It is not necessarily profitable to be awarded the Michelin stars, because receiving this distinction from the famous French gastronomic guide brings with it an increase of 30% in restaurant management costs. It is true that one, two or three Michelin stars tend to attract more diners, which increases turnover, but to meet this greater demand must hire more chefs, waiters and service professionals in general. In fact, the line dedicated to paying staff can be up to 50% of the establishment’s expenses. You also have to buy more raw materials, diversify the winery with more wines and acquire more expensive, sophisticated tableware and tableware. In the end, the profitability is not very big. The luckiest get between 2% and 15% of profits, although these can be counted almost with the fingers of the hand. That is why not a few have fallen by the wayside and have had to renounce the stars or close the business due to the pressure it entails: for example, El Bulli by Ferrán Adriá, Sergi Arola Gastro, Miramón Arbelaitz… The pressure is so great that there have even been chefs who have taken their own lives because they cannot stand the stress that comes with keeping the Michelin Guide inspectors happy.
The world of haute cuisine has not yet assimilated the disappearance of the French chef Benoît Violier, who committed suicide in 2016 for causes that are still unknown but which have been linked to the pressure of living with the demands that come with the maximum recognition. In fact, many chefs have renounced their Michelin stars to suffer less stress and improve their quality of life. The professional kitchen is not a trade available to everyone, since it requires great application, constant effort and practically dedicates life to it. In 2003, French chef Bernard Loiseau committed suicide by shooting himself with his hunting rifle, after having been in a depression for a while because of the quality standards that the three-star Michelin Guide had to maintain in its restaurant. . There were rumors in the media that his business was going to lose one of the stars, and Loiseau could not stand it. Before, in 1999, Marco Pierre White renounced the three stars of his restaurant and attacked Michelin and its managers. In 2005, Alain Senderens decided to give a new direction to his career by giving up the three stars that his restaurant in Paris maintained for 28 years.

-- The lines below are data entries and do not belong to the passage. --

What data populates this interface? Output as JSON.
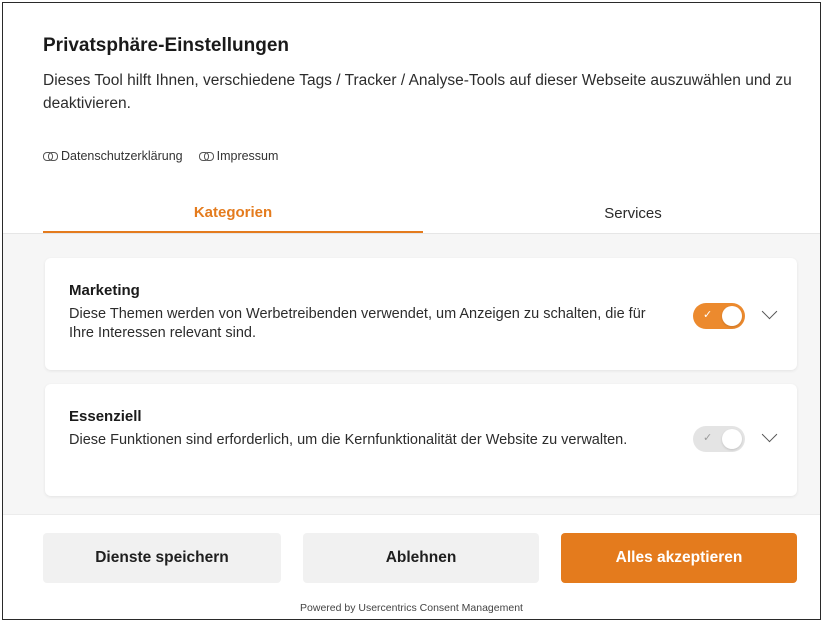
{
  "header": {
    "title": "Privatsphäre-Einstellungen",
    "description": "Dieses Tool hilft Ihnen, verschiedene Tags / Tracker / Analyse-Tools auf dieser Webseite auszuwählen und zu deaktivieren."
  },
  "links": [
    {
      "label": "Datenschutzerklärung",
      "icon": "link-icon"
    },
    {
      "label": "Impressum",
      "icon": "link-icon"
    }
  ],
  "tabs": [
    {
      "label": "Kategorien",
      "active": true
    },
    {
      "label": "Services",
      "active": false
    }
  ],
  "categories": [
    {
      "title": "Marketing",
      "text": "Diese Themen werden von Werbetreibenden verwendet, um Anzeigen zu schalten, die für Ihre Interessen relevant sind.",
      "enabled": true,
      "toggle_icon": "✓"
    },
    {
      "title": "Essenziell",
      "text": "Diese Funktionen sind erforderlich, um die Kernfunktionalität der Website zu verwalten.",
      "enabled": true,
      "disabled_toggle": true,
      "toggle_icon": "✓"
    }
  ],
  "buttons": {
    "save": "Dienste speichern",
    "deny": "Ablehnen",
    "accept": "Alles akzeptieren"
  },
  "footer": {
    "powered_by": "Powered by Usercentrics Consent Management"
  },
  "colors": {
    "accent": "#e47b1d",
    "toggle_on": "#ec8a2e",
    "toggle_disabled": "#e4e4e4",
    "button_secondary": "#f1f1f1"
  }
}
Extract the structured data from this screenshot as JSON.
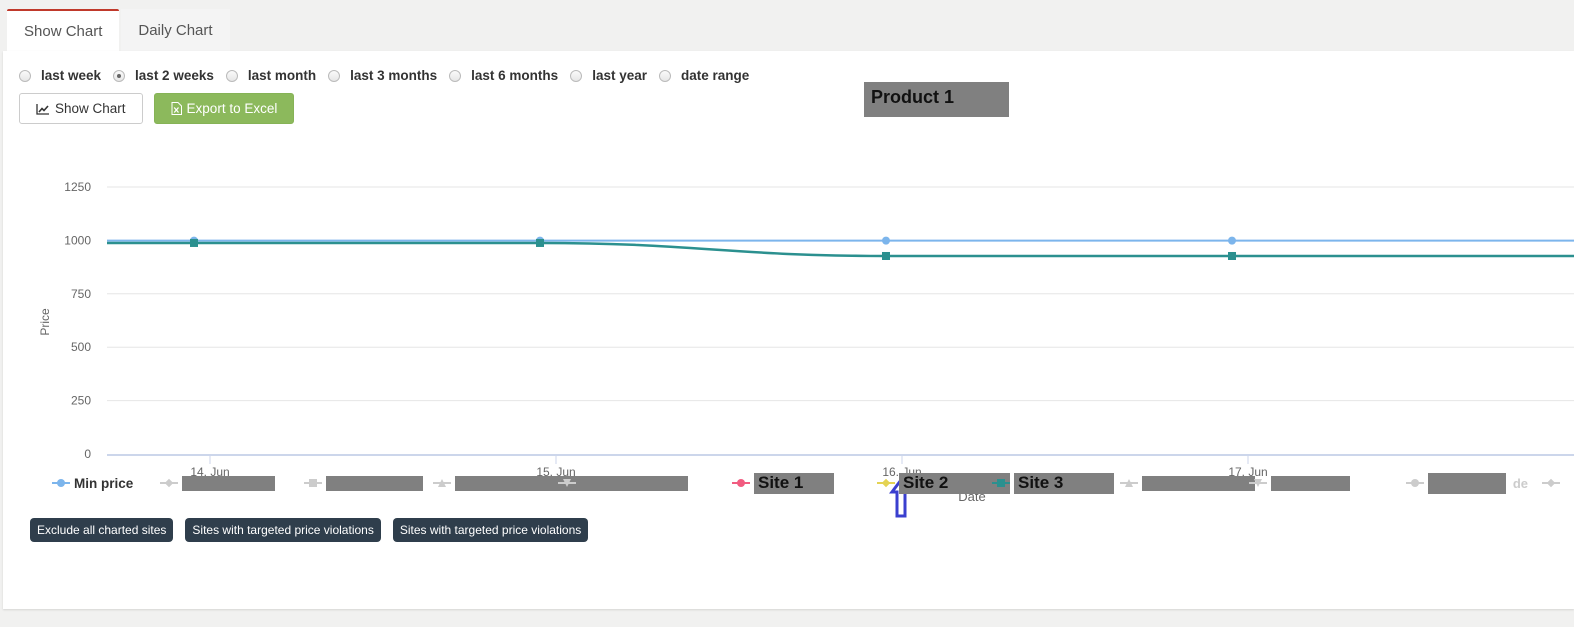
{
  "tabs": [
    {
      "label": "Show Chart",
      "active": true
    },
    {
      "label": "Daily Chart",
      "active": false
    }
  ],
  "range_options": [
    {
      "label": "last week",
      "checked": false
    },
    {
      "label": "last 2 weeks",
      "checked": true
    },
    {
      "label": "last month",
      "checked": false
    },
    {
      "label": "last 3 months",
      "checked": false
    },
    {
      "label": "last 6 months",
      "checked": false
    },
    {
      "label": "last year",
      "checked": false
    },
    {
      "label": "date range",
      "checked": false
    }
  ],
  "buttons": {
    "show_chart": "Show Chart",
    "export_excel": "Export to Excel"
  },
  "icons": {
    "show_chart": "line-chart-icon",
    "export_excel": "excel-file-icon",
    "annotation": "up-arrow-icon"
  },
  "colors": {
    "min_price": "#7cb5ec",
    "site1": "#f15c80",
    "site2": "#e4d354",
    "site3": "#2b908f",
    "inactive": "#cccccc",
    "accent_tab": "#c0392b",
    "export_button": "#8cb95c",
    "action_button": "#2f3e4c",
    "annotation_arrow": "#3a3fcf"
  },
  "chart_data": {
    "type": "line",
    "title": "Product 1",
    "xlabel": "Date",
    "ylabel": "Price",
    "ylim": [
      0,
      1250
    ],
    "yticks": [
      0,
      250,
      500,
      750,
      1000,
      1250
    ],
    "xticks": [
      "14. Jun",
      "15. Jun",
      "16. Jun",
      "17. Jun"
    ],
    "x": [
      "14. Jun",
      "15. Jun",
      "16. Jun",
      "17. Jun"
    ],
    "grid": true,
    "legend_position": "bottom",
    "series": [
      {
        "name": "Min price",
        "color": "#7cb5ec",
        "marker": "circle",
        "values": [
          999,
          999,
          999,
          999
        ]
      },
      {
        "name": "Site 3",
        "color": "#2b908f",
        "marker": "square",
        "values": [
          988,
          988,
          927,
          927
        ]
      }
    ],
    "annotation": "arrow pointing at 16. Jun"
  },
  "legend": [
    {
      "label": "Min price",
      "color": "#7cb5ec",
      "marker": "circle",
      "active": true,
      "redacted": false
    },
    {
      "label": "",
      "color": "#cccccc",
      "marker": "diamond",
      "active": false,
      "redacted": true
    },
    {
      "label": "",
      "color": "#cccccc",
      "marker": "square",
      "active": false,
      "redacted": true
    },
    {
      "label": "",
      "color": "#cccccc",
      "marker": "triangle",
      "active": false,
      "redacted": true
    },
    {
      "label": "",
      "color": "#cccccc",
      "marker": "triangle-down",
      "active": false,
      "redacted": true
    },
    {
      "label": "Site 1",
      "color": "#f15c80",
      "marker": "circle",
      "active": true,
      "redacted": true
    },
    {
      "label": "Site 2",
      "color": "#e4d354",
      "marker": "diamond",
      "active": true,
      "redacted": true
    },
    {
      "label": "Site 3",
      "color": "#2b908f",
      "marker": "square",
      "active": true,
      "redacted": true
    },
    {
      "label": "",
      "color": "#cccccc",
      "marker": "triangle",
      "active": false,
      "redacted": true
    },
    {
      "label": "",
      "color": "#cccccc",
      "marker": "triangle-down",
      "active": false,
      "redacted": true
    },
    {
      "label": "de",
      "color": "#cccccc",
      "marker": "circle",
      "active": false,
      "redacted": true
    },
    {
      "label": "",
      "color": "#cccccc",
      "marker": "diamond",
      "active": false,
      "redacted": false
    }
  ],
  "actions": [
    "Exclude all charted sites",
    "Sites with targeted price violations",
    "Sites with targeted price violations"
  ]
}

The same was done in successive years by Antoine Westremann, Olivier Roellinger or the Spanish Joan Borràs, who renounced his star in Girona to take things slowly after overcoming a cancer. Another curious case in Spain has been that of Miquel Ruiz, who after achieving great prestige reaching the stars in several restaurants now he devotes himself to cooking to his liking that he likes in a modest bar in Denia.
If getting a Michelin star brings prestige, recognition, publicity and more customers, why are so many chefs giving up? Is it not even economically profitable? Actually, in the end, profitability comes from the fact that the star brings prestige and popularity to the chef, and the restaurant is a showcase that opens the way to other parallel businesses. That’s why we see so many chefs announcing products of this or that supermarket, making television programs, publishing books or giving lectures. An agenda of activities that compensates for the high costs.